| Wednesday, April 24, 2013, 11:39 a.m.
Jennifer R. Vertullo | Daily News
John Cotter of McKeesport rides through Renziehausen Park, a portion of Saturday's planned course for the McKeesport Grand Prix.

The Appalachian Bicycle Racing Association is taking to the hills and winding roads around Renziehausen Park with a new McKeesport course in this year's regional racing circuit.

ABRA, which manages cycling programs in southwestern Pennsylvania, eastern Ohio, north central West Virginia and western Maryland, will host the McKeesport Grand Prix on Saturday as part of its Criterium Series.

A criterium — or crit in abbreviated racing lingo — is a short-course race often contained in a closed circuit of city streets. Each race is no longer than 60 minutes, and the winner is the first to cross the finish line without being lapped by a fellow rider.

“There's a race every weekend — most within two hours of here — and they're phenomenal courses,” McKeesporter John Cotter said. “It's really hard to get a new race started.
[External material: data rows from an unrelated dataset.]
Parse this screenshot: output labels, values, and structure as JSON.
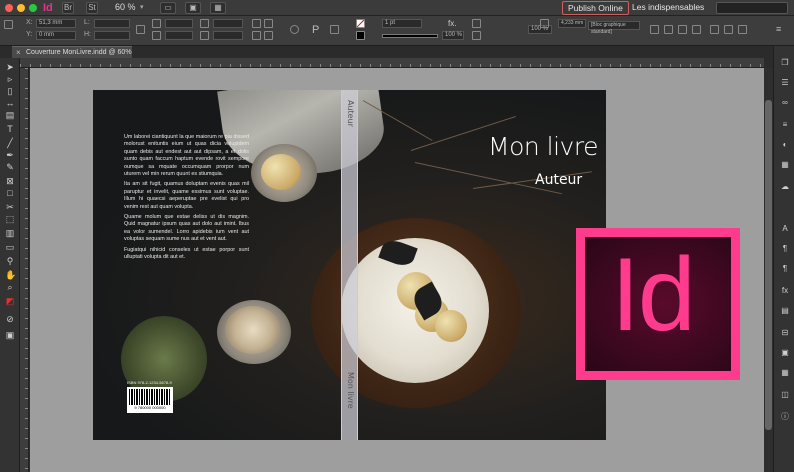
{
  "appbar": {
    "app_icon": "Id",
    "btn_1": "Br",
    "btn_2": "St",
    "zoom": "60 %",
    "publish": "Publish Online",
    "workspace": "Les indispensables"
  },
  "control": {
    "x_label": "X:",
    "y_label": "Y:",
    "l_label": "L:",
    "h_label": "H:",
    "x_value": "51,3 mm",
    "y_value": "0 mm",
    "stroke_weight": "1 pt",
    "percent_1": "100 %",
    "percent_2": "100 %",
    "offset": "4,233 mm",
    "object_style": "[Bloc graphique standard]"
  },
  "document_tab": {
    "title": "Couverture MonLivre.indd @ 60%"
  },
  "cover": {
    "back_paragraphs": [
      "Um laborei ciantiquunt la que maiorum re pia dissed molorust enituntis eium ut quas dicia volupidem quam debis aut endest aut aut dipsam, a et dolis sunto quam faccum haptum evende rovit sempore oumque sa mquate occumquam prorpor num uturem vel min rerum quunt es stiumquia.",
      "Ita am sit fugit, quamus doluptam evenis quas mil paruptur et invelit, quame essimus sunt voluptae. Illum hi quaecsi aeperuptae pre evelist qui pro venim rest aut quam volupta.",
      "Quame molum que estae deliss ut dis magnim. Quid magnatur ipsum quas aut dolo aut imint. Ibus ea volor sumendel. Lorro apidebis ium vent aut voluptas sequam sume nus aut et vent aut.",
      "Fugiatqui nihicid conseles ut estae porpor sunt ulluptati volupta dit aut et."
    ],
    "isbn": "ISBN 978-2-1234-5678-9",
    "barcode_number": "9 780000 000000",
    "spine_top": "Auteur",
    "spine_bottom": "Mon livre",
    "title": "Mon livre",
    "author": "Auteur"
  },
  "logo": {
    "text": "Id",
    "accent": "#ff3b8e",
    "background": "#3c0820"
  },
  "icons": {
    "tools": [
      "selection-icon",
      "direct-selection-icon",
      "page-icon",
      "gap-icon",
      "content-collector-icon",
      "type-icon",
      "line-icon",
      "pen-icon",
      "pencil-icon",
      "rectangle-frame-icon",
      "rectangle-icon",
      "scissors-icon",
      "free-transform-icon",
      "gradient-icon",
      "note-icon",
      "eyedropper-icon",
      "hand-icon",
      "zoom-icon",
      "fill-stroke-icon",
      "view-mode-icon"
    ],
    "panels": [
      "pages-icon",
      "layers-icon",
      "links-icon",
      "stroke-icon",
      "color-icon",
      "swatches-icon",
      "cc-libraries-icon",
      "character-icon",
      "paragraph-icon",
      "effects-icon",
      "text-wrap-icon",
      "align-icon",
      "object-styles-icon"
    ]
  }
}
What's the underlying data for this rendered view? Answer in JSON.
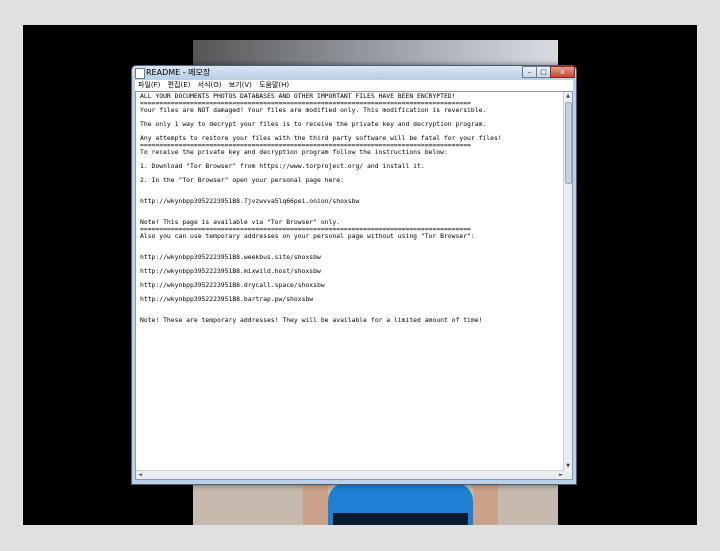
{
  "window": {
    "title": "README - 메모장",
    "controls": {
      "minimize": "–",
      "maximize": "□",
      "close": "x"
    }
  },
  "menu": [
    "파일(F)",
    "편집(E)",
    "서식(O)",
    "보기(V)",
    "도움말(H)"
  ],
  "document": {
    "lines": [
      "ALL YOUR DOCUMENTS PHOTOS DATABASES AND OTHER IMPORTANT FILES HAVE BEEN ENCRYPTED!",
      "======================================================================================",
      "Your files are NOT damaged! Your files are modified only. This modification is reversible.",
      "",
      "The only 1 way to decrypt your files is to receive the private key and decryption program.",
      "",
      "Any attempts to restore your files with the third party software will be fatal for your files!",
      "======================================================================================",
      "To receive the private key and decryption program follow the instructions below:",
      "",
      "1. Download \"Tor Browser\" from https://www.torproject.org/ and install it.",
      "",
      "2. In the \"Tor Browser\" open your personal page here:",
      "",
      "",
      "http://wkynbpp3952223951B8.7jvzwvva5lq66pei.onion/shoxsbw",
      "",
      "",
      "Note! This page is available via \"Tor Browser\" only.",
      "======================================================================================",
      "Also you can use temporary addresses on your personal page without using \"Tor Browser\":",
      "",
      "",
      "http://wkynbpp3952223951B8.weekbus.site/shoxsbw",
      "",
      "http://wkynbpp3952223951B8.mixwild.host/shoxsbw",
      "",
      "http://wkynbpp3952223951B8.drycall.space/shoxsbw",
      "",
      "http://wkynbpp3952223951B8.bartrap.pw/shoxsbw",
      "",
      "",
      "Note! These are temporary addresses! They will be available for a limited amount of time!"
    ]
  },
  "scrollbar": {
    "up": "▲",
    "down": "▼",
    "left": "◄",
    "right": "►"
  }
}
It usually takes two or three years to build interest in a particular course, but I think McKeesport will be a nice change from beat-up city streets.”

The course is set to start on Eden Park Boulevard, with parking available at the Mayfair Avenue side of McKeesport Area High School's parking lot, and traverse Renziehausen Park and the Penn State Greater Allegheny campus.
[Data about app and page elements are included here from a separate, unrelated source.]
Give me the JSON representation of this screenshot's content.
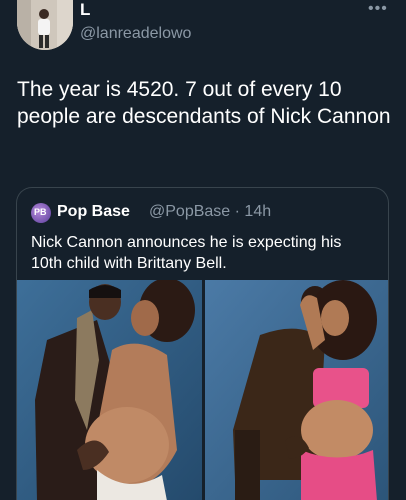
{
  "tweet": {
    "display_name": "L",
    "handle": "@lanreadelowo",
    "more_icon": "more-icon",
    "text": "The year is 4520. 7 out of every 10 people are descendants of Nick Cannon"
  },
  "quoted_tweet": {
    "display_name": "Pop Base",
    "handle": "@PopBase",
    "separator": "·",
    "time": "14h",
    "text": "Nick Cannon announces he is expecting his 10th child with Brittany Bell."
  },
  "colors": {
    "background": "#15202b",
    "text": "#ffffff",
    "secondary_text": "#8b98a5",
    "border": "#38444d"
  }
}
McKeesport's recreation board is welcoming the event with open arms, saying it's something new and thrilling for outdoor entertainment in the city.
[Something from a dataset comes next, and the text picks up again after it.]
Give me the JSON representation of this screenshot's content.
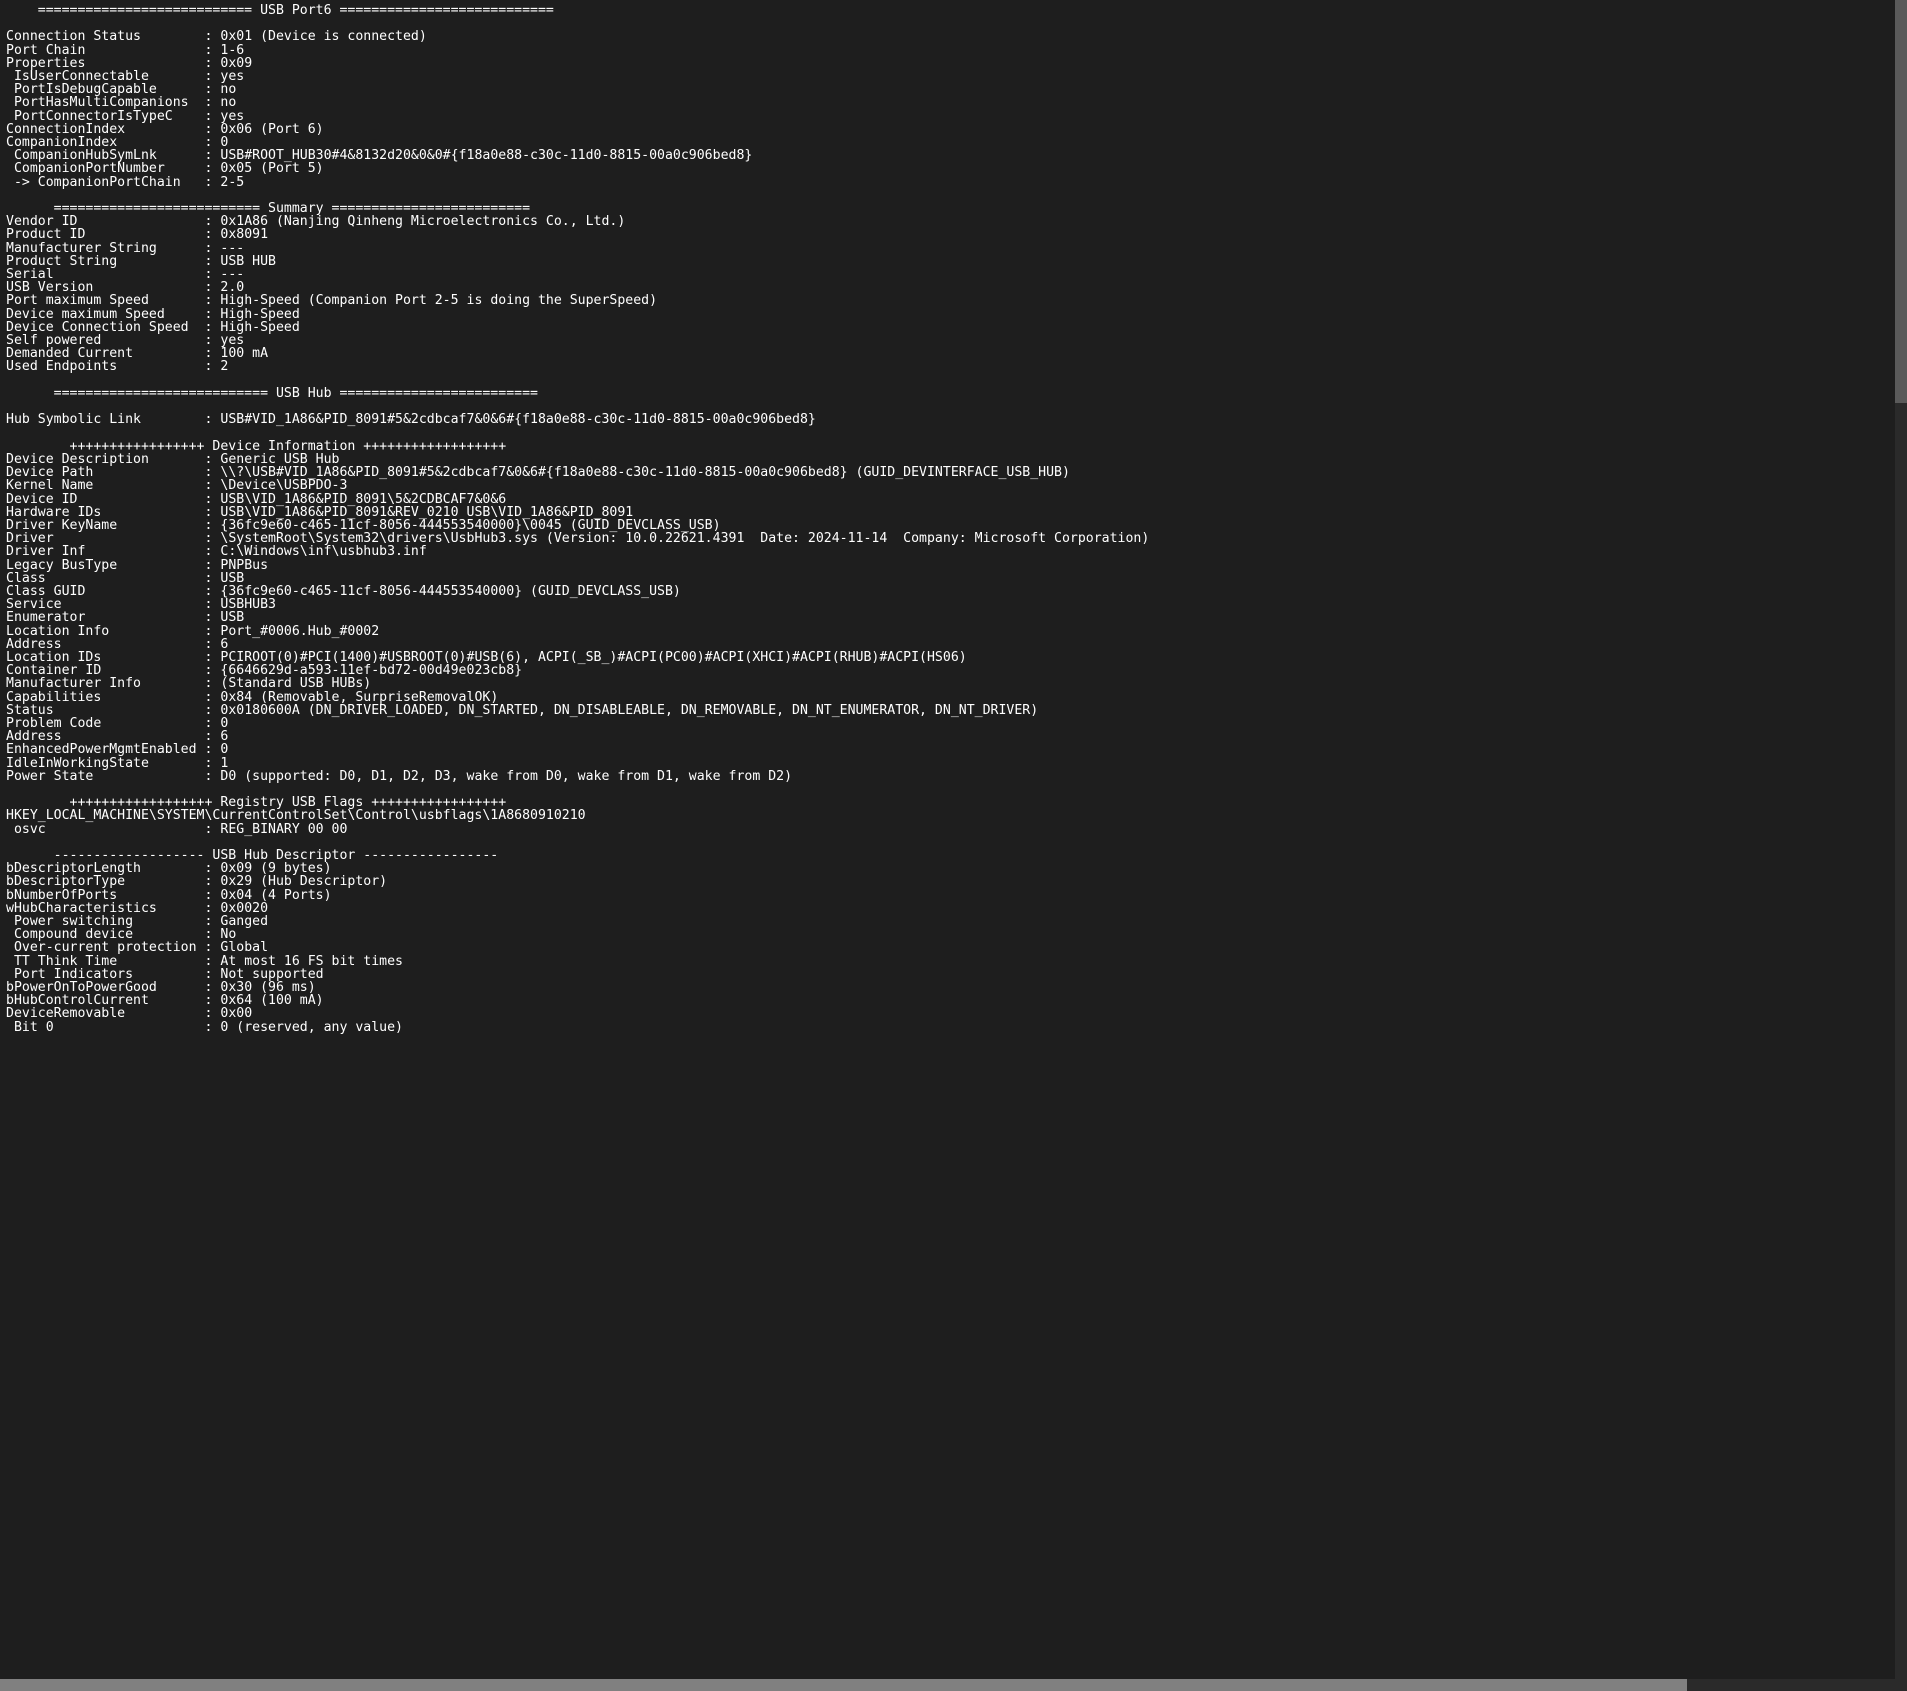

Cheryl Cotter, a recreation board member and John's mother, has been watching her son race for years.

“It's so exciting to watch them sprint at the end,” she said. “Really, the whole race is fascinating. They don't just ride in circles. There are tactics involved.”

ABRA promotions suggest that success in road criteriums requires good technical skills and the ability to navigate a course safely with other riders.

Racers often work together to clear paths and plan a ride strategy.

Riders are required to be licensed through the national organization USA Cycling. New riders who don't have annual licenses may purchase a single-event permit on the day of a race.

In every race across the country, participants are divided on the course — first by sex and age brackets, and again by experience. There is a professional contract designation and amateur categories 1 through 5.

At the start of their riding career, every racer begins in the amateur Category 5. With increased participation and points acquired for race performance, riders are able to progress in categories.

“This is a great sport, because anyone can participate,” John Cotter said. “Once I reach a certain level, I can race with the pros. It's not like football, where all you can do is sit and watch the stars.”

Noting that the McKeesport Grand Prix will include a variety of races, he said there is something for everyone, including beginners.

Races are scheduled at the following times:

• 10 a.m. — Men's Category 45, 30 minutes; Juniors (under 19), 45 minutes.

• 10:45 a.m. — Men's Masters (40+), 45 minutes; Men's Masters (50+), 45 minutes.

• 11:45 a.m. — Women's Category 12/3, 45 minutes; Women's Category 45, 45 minutes.

• 12:35 p.m. — ABRA Kids Race, two laps

• 12:45 p.m. — Men's Category 12/3, 60 minutes

• 2 p.m. — Men's Category 34, 45 minutes

More information on Saturday's race and other regional biking events is available online at and

Jennifer R. Vertullo is a staff writer for Trib Total Media. She can be reached at 412-664-9161, ext. 1956, or